Contact Us: (405) 426-8309

The Oklahoma Newborn Hearing Screening program, also known as Oklahoma Early Hearing Detection and Intervention (EHDI), provides oversight to healthcare providers to ensure all newborns receive timely hearing screening, diagnosis, and intervention. Oklahoma EHDI also partners with families to provide support and resources related to newborn hearing screenings, follow-up appointments, and local/national resources.

Hearing loss is one of the most common birth defects in the United States, with approximately 1.8 newborns per 1,000 births being diagnosed with permanent hearing loss each year.

The goal of Oklahoma EHDI is to ensure all children birth to 3 years of age with hearing loss receive timely intervention to improve communication, education, and over all development. To accomplish this goal Oklahoma uses the 1-3-6 guideline. 

  • 1 Month: All infants should have a hearing screening by 1 month of age
  • 3 Months: If after two screenings the baby does not pass, a medical and hearing evaluation is needed before 3 months of age
  • 6 Months: If a hearing loss is detected, treatment and intervention should be started by 6 months of age


Legislation was enacted giving the Oklahoma State Department of Health (OSDH)responsibility for developing and implementing a program to identify and track infants with hearing loss. A broad-based newborn hearing screening advisory group was named to develop guidelines for the program. The legislation also required the  Commissioner of Health to develop rules and guidelines to accomplish the provisions of the act.


The Newborn Hearing Screening Program (NHSP) was established in August 1983 making Oklahoma the fifth state to institute a newborn hearing screening program. 


Almost 95% of Oklahoma newborns were being screened each year. However, data indicated that about half of the infants ultimately diagnosed with a hearing loss were not ones who had a positive risk screen at birth, and most of these identified infants had experienced hearing loss from birth. Advances in technology led to the development of equipment for the newborn nursery that could provide actual physiologic screening of an infant’s hearing.


In January 1997, two Oklahoma hospitals began offering screenings with the new physiological screening technology. Financial assistance from the Children with Special Health Care Needs (CSHCN) program in late 1997 allowed the OSDH to purchase this equipment for 18 hospitals.


Additional CSHCN funding allowed the purchase of screening equipment for all Oklahoma birthing facilities.


Newborn hearing screening legislation was updated in 2000 requiring that every newborn be provided with physiologic hearing screening prior to discharge along with hearing “risk” screening. 


By March 2002, all birthing hospitals in Oklahoma were equipped with physiologic hearing screening technology.


The NHSP tracking system was combined with the one used by the Newborn Blood Sport Screening Program (NBS). If a baby did not pass the hospital screening or is not screened prior to discharge, the enhanced system enabled the NHSP to contact an infant’s family and medical home within days of the birth to follow-up with diagnostic audiological assessments.
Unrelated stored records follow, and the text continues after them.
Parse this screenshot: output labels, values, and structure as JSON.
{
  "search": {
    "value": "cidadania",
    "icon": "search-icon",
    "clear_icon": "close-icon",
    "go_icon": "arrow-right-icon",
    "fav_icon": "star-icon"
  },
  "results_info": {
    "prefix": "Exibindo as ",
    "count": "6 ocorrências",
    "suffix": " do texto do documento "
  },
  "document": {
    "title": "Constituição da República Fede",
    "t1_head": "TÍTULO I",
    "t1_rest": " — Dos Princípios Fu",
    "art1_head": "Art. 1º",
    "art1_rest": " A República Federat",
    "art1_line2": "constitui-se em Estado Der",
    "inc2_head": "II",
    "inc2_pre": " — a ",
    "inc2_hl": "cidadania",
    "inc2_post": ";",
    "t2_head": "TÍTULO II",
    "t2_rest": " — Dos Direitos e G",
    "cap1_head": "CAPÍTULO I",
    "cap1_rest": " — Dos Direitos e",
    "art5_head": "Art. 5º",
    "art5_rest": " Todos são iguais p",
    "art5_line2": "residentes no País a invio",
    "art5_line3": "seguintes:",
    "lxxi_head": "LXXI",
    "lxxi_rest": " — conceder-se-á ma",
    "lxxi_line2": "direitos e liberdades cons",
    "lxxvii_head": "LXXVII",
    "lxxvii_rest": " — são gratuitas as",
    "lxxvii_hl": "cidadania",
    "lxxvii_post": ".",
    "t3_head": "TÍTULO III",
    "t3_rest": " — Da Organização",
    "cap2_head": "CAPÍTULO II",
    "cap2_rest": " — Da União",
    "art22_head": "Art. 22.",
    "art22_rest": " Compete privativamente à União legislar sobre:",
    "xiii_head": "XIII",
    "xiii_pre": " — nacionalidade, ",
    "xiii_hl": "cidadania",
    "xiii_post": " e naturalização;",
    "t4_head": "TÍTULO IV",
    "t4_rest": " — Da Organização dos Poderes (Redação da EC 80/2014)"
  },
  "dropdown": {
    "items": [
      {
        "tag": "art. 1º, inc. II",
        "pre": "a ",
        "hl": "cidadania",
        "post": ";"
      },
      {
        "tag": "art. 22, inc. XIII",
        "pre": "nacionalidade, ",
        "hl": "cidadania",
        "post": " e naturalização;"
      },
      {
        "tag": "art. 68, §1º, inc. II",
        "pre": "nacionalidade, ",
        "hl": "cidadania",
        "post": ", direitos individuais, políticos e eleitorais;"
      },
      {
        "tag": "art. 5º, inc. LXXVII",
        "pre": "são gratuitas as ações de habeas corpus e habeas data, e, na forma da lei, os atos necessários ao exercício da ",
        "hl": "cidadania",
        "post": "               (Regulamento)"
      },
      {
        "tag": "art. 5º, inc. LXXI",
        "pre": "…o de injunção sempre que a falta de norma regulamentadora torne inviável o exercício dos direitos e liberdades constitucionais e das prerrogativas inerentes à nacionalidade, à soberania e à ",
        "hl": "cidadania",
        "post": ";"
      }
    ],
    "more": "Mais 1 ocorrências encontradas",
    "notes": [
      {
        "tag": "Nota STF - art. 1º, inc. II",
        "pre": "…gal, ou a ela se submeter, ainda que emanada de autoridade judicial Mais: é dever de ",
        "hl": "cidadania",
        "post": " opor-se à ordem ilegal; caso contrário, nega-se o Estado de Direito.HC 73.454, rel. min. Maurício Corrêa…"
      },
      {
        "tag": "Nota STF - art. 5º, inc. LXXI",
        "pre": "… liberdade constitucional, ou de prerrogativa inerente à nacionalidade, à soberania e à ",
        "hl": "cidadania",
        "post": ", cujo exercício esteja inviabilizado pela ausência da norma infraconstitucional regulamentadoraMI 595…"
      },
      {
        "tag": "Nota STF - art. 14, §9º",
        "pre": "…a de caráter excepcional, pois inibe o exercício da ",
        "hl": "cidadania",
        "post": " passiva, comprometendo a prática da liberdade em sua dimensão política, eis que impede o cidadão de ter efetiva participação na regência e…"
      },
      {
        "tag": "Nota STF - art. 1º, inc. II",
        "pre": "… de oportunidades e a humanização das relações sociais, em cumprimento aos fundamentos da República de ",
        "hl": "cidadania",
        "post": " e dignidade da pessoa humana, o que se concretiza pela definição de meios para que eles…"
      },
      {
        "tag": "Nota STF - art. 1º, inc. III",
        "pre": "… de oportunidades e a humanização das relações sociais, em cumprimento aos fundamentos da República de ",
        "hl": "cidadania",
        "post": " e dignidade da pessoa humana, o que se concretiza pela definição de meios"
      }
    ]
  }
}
If hearing loss is confirmed, families could be linked to an appropriate early intervention service provider, such as SoonerStart.
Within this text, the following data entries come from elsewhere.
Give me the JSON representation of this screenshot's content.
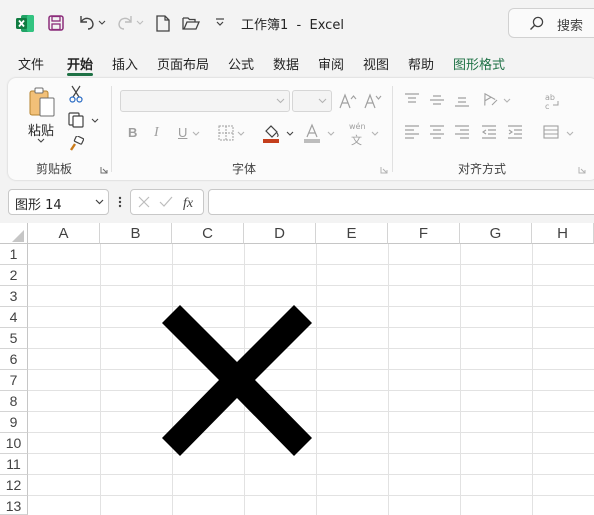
{
  "titlebar": {
    "title": "工作簿1  -  Excel",
    "search_placeholder": "搜索"
  },
  "tabs": [
    {
      "label": "文件",
      "active": false
    },
    {
      "label": "开始",
      "active": true
    },
    {
      "label": "插入",
      "active": false
    },
    {
      "label": "页面布局",
      "active": false
    },
    {
      "label": "公式",
      "active": false
    },
    {
      "label": "数据",
      "active": false
    },
    {
      "label": "审阅",
      "active": false
    },
    {
      "label": "视图",
      "active": false
    },
    {
      "label": "帮助",
      "active": false
    },
    {
      "label": "图形格式",
      "active": false,
      "contextual": true
    }
  ],
  "ribbon": {
    "clipboard": {
      "paste_label": "粘贴",
      "group_label": "剪贴板"
    },
    "font": {
      "group_label": "字体",
      "font_name": "",
      "font_size": "",
      "bold": "B",
      "italic": "I",
      "underline": "U",
      "phonetic_top": "wén",
      "phonetic_bottom": "文"
    },
    "alignment": {
      "group_label": "对齐方式"
    }
  },
  "formula_bar": {
    "name_box": "图形 14",
    "formula": ""
  },
  "sheet": {
    "columns": [
      "A",
      "B",
      "C",
      "D",
      "E",
      "F",
      "G",
      "H"
    ],
    "rows": [
      "1",
      "2",
      "3",
      "4",
      "5",
      "6",
      "7",
      "8",
      "9",
      "10",
      "11",
      "12",
      "13"
    ]
  },
  "shape": {
    "name": "图形 14",
    "type": "cross",
    "color": "#000000"
  },
  "colors": {
    "brand": "#1e7145",
    "font_color_bar": "#c43e1c",
    "fill_color_bar": "#ffc000"
  }
}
Every year since 2004, about 95% of Oklahoma babies have had hearing screened prior to hospital discharge.

2022 Oklahoma State Department of Health Rules and Regulations were updated to require birthing hospitals to provide newborn hearing screening results to the Oklahoma Newborn Hearing Screening Program within one week of completing the screening.   

Contact Information:
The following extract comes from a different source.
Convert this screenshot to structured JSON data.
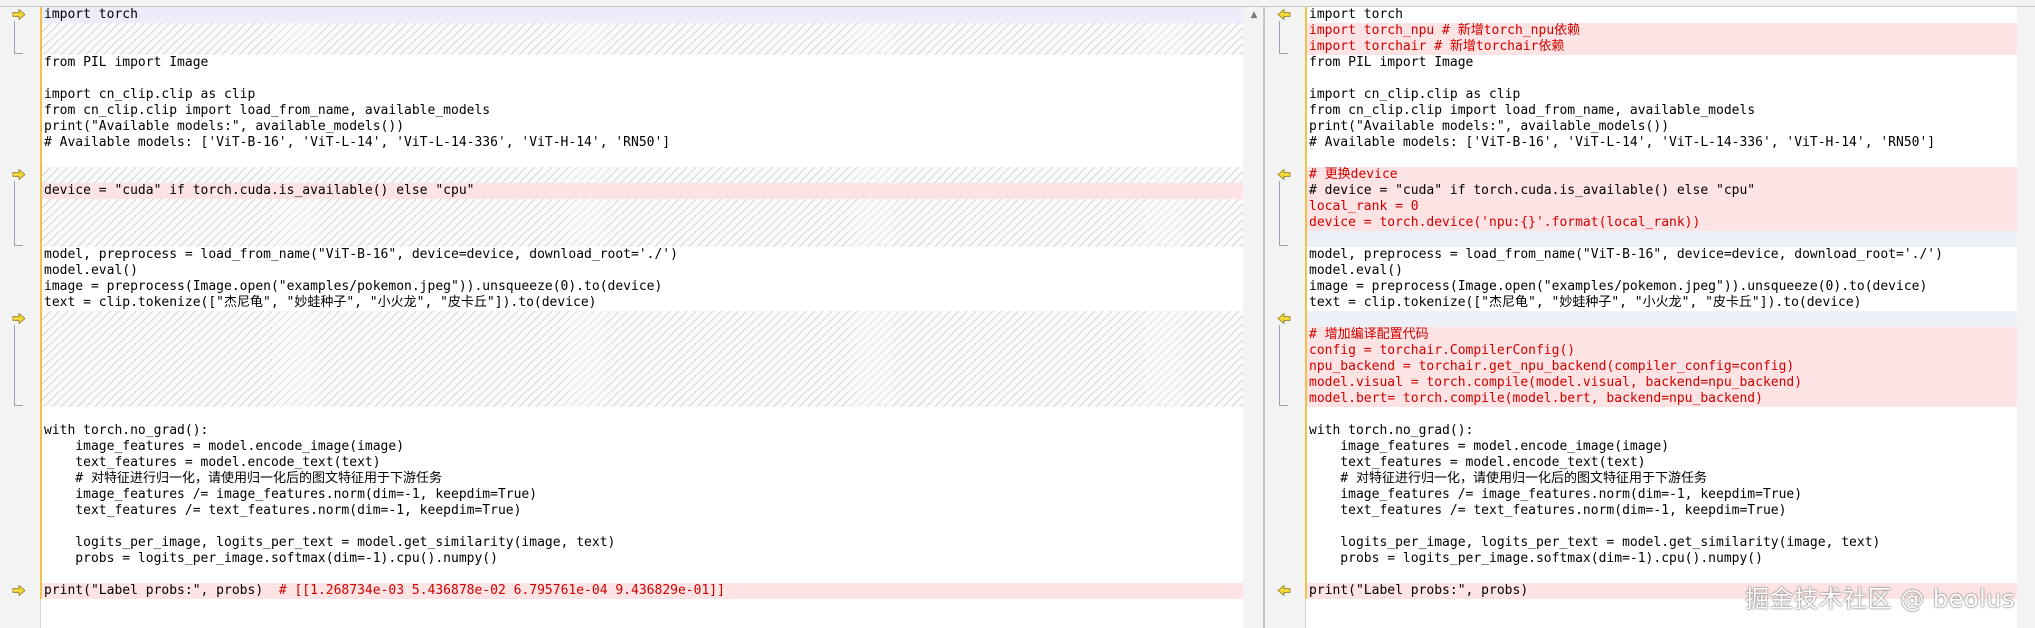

Mailing Address:
Oklahoma State Department of Health
Newborn Hearing Screening Program
123 Robert S. Kerr Ave., Suite 1702
Oklahoma City, OK 73102-6406

Phone: (405) 426-8309
Fax: (405) 900-7554